The number of doctors hauled in front of the GMC for self prescribing has trebled in two years, according to figures released by the regulator.
The GMC said the number of closed fitness-to-practise cases featuring allegations of self-prescribing, self-treatment or informal treatment of family and colleagues had increased from 36 in 2010 to 82 in 2011 and 98 in 2012.
The rise in cases comes as GMC guidance on self-prescribing and treatment of close family or friends is tightened up.
The latest guidance from the GMC, Good practice in prescribing and managing medicines and devices (2013), says GPs ‘must’ avoid prescribing for themselves or ‘anyone with whom they have a close personal relationship’.
It also adds that doctors must immediately make a clear record justifying why there was no other alternative, and also inform their own, or the other person’s, GP about which medicines have been prescribed.
Previous guidance only said doctors ‘should’ avoid self-prescribing and there was no requirement to inform the relevant GP.
Medical defence experts warned the strengthened wording puts even greater pressure on GPs to justify their actions, or potentially face fitness-to-practise proceedings.
It comes as the BMA also published new warnings over self-prescribing earlier this month.
The GMC confirmed that the cases of self-prescribing over the last two years had resulted in 13 voluntary erasures, 10 undertakings, 12 warnings and 28 cases referred to fitness-to-practise hearings.
A further 111 cases involved giving advice to the doctors to avoid similar actions in the future. Out of the 28 cases referred to hearings, 10 resulted in suspensions and five in erasure.
The GMC said that while the guidance will only come into effect later this month, it expected that doctors to be ‘aware of’ and ‘familiarising themselves with’ the new guideline. It did not specify why it believed the number of cases had gone up but it told the BMA that it was likely related to an overall rise in fitness-to-practise proceedings.
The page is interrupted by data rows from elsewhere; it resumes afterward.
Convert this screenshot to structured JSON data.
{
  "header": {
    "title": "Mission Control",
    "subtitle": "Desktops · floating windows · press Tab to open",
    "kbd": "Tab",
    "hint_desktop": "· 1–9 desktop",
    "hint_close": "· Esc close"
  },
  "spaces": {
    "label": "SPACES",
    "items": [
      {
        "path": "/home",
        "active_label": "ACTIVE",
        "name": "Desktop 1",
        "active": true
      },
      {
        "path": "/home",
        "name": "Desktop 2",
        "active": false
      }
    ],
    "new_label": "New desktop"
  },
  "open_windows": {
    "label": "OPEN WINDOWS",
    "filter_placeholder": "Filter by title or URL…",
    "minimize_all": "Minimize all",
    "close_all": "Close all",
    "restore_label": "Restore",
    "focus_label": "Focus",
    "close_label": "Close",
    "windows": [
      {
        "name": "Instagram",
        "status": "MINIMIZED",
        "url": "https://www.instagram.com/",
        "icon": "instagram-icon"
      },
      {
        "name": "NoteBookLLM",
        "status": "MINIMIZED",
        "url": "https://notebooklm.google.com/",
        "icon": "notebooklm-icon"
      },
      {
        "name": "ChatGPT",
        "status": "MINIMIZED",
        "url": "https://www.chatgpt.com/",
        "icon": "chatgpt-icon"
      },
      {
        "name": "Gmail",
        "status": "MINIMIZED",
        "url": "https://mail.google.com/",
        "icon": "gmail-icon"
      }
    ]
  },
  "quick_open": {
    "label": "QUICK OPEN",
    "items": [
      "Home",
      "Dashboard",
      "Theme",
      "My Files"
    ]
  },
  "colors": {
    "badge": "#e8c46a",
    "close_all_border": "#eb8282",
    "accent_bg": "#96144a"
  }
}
The GMC told Pulse: ‘With regards to self-prescribing, the guidance is clear. Wherever possible you must avoid prescribing for yourself or anyone with whom you have a close personal relationship.
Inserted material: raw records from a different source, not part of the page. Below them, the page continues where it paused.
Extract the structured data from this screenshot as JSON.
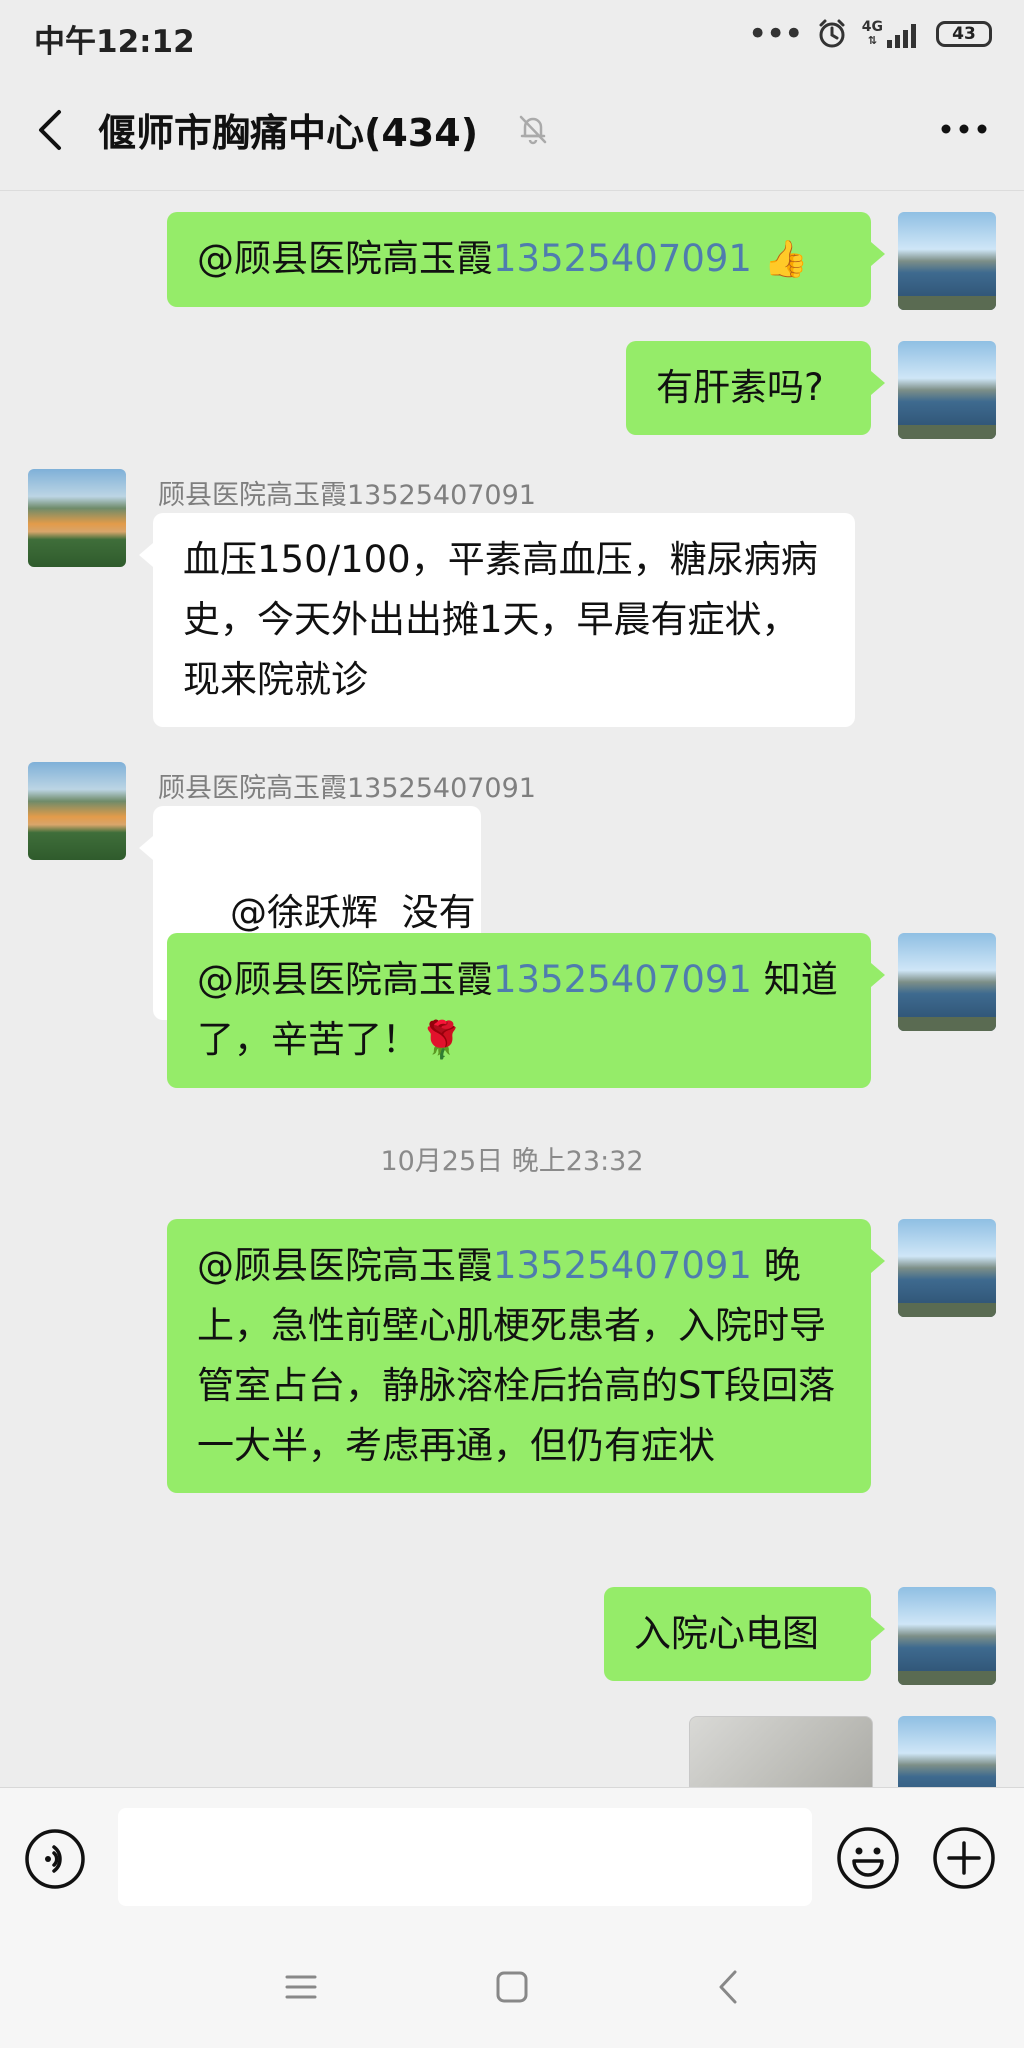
{
  "status_bar": {
    "time": "中午12:12",
    "network": "4G",
    "battery": "43"
  },
  "header": {
    "title": "偃师市胸痛中心(434)"
  },
  "messages": [
    {
      "side": "right",
      "mention": "@顾县医院高玉霞",
      "mention_number": "13525407091",
      "text": "",
      "emoji": "👍"
    },
    {
      "side": "right",
      "text": "有肝素吗?"
    },
    {
      "side": "left",
      "sender": "顾县医院高玉霞13525407091",
      "text": "血压150/100，平素高血压，糖尿病病史，今天外出出摊1天，早晨有症状，现来院就诊"
    },
    {
      "side": "left",
      "sender": "顾县医院高玉霞13525407091",
      "text": "@徐跃辉  没有"
    },
    {
      "side": "right",
      "mention": "@顾县医院高玉霞",
      "mention_number": "13525407091",
      "text": " 知道了，辛苦了！",
      "emoji": "🌹"
    },
    {
      "side": "right",
      "mention": "@顾县医院高玉霞",
      "mention_number": "13525407091",
      "text": " 晚上，急性前壁心肌梗死患者，入院时导管室占台，静脉溶栓后抬高的ST段回落一大半，考虑再通，但仍有症状"
    },
    {
      "side": "right",
      "text": "入院心电图"
    }
  ],
  "timestamp": "10月25日 晚上23:32",
  "icons": {
    "back": "back-arrow-icon",
    "mute": "bell-mute-icon",
    "more": "more-dots-icon",
    "voice": "voice-icon",
    "emoji": "emoji-icon",
    "plus": "plus-icon"
  },
  "colors": {
    "self_bubble": "#95ec69",
    "other_bubble": "#ffffff",
    "mention_number": "#4f7cae",
    "background": "#ededed"
  }
}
‘The new guidance comes into effect on 25 February 2013, but we would expect doctors to be aware of it and to be familiarising themselves with it.’
The rise in cases statistics comes despite previous warnings to doctors that the problem was on the rise, and after a Pulse survey in 2007 found 43% of GPs self-prescribe.
A spokesperson from the Medical Defence Union said that opiates and benzodiazepines remained the most commonly self-prescribed substances among doctors, and these would be banned under the advice from the GMC that controlled drugs can only be self-prescribed or prescribed to someone close to you in order to save a life, avoid serious deterioration in health, or alleviate ‘otherwise uncontrollable pain or distress’.
Dr Claire Macaulay, MDU medico-legal adviser, said: ‘There may be rare situations where a GP considers there is little or no choice but to self-prescribe, but the GMC expects doctors to comply with the standards of good practice set out in their guidance and any GP who does chose to self-prescribe must be prepared to explain and justify their decision as a failure to do so can lead to their fitness to practise being called into question.
‘Treating friends and family should also be avoided if possible. One exception is in an emergency situation where there is no one else available, in which case a GP has an ethical obligation to provide immediate medical care to anyone who requires it.’
Dr Mary Hawking, a GP in Dunstable, Bedfordshire, said: ‘GPs can always see another GP for antibiotics – and often have odd boxes returned by patients: other disciplines not so fortunate. If there is an increase in benzos (not so easily obtained from colleagues), might the ever-increasing stress produced by the changes in the NHS for all groups of doctors be involved?’
The new guidelines
– Wherever possible you must avoid prescribing for yourself or anyone with whom you have a close personal relationship.
– Controlled medicines present particular dangers, occasionally associated with drug misuse, addiction and misconduct. You must not prescribe a controlled medicine for yourself or someone close to you unless:
a. no other person with the legal right to prescribe is available to assess and prescribe without a delay which would put your, or the patient’s, life or health at risk or cause unacceptable pain or distress, and
b. the treatment is immediately necessary to:
i save a life
ii avoid serious deterioration in health, or
iii alleviate otherwise uncontrollable pain or distress.
– If you prescribe for yourself or someone close to you you must:
a. make a clear record at the same time or as soon as possible afterwards. The record should include your relationship to the patient (where relevant) and the reason it was necessary for you to prescribe.
b. tell your own or the patient’s general practitioner (and others treating you or the patient, where relevant) what medicines you have prescribed and any other information necessary for continuing care, unless (in the case of prescribing for somebody close to you) they object.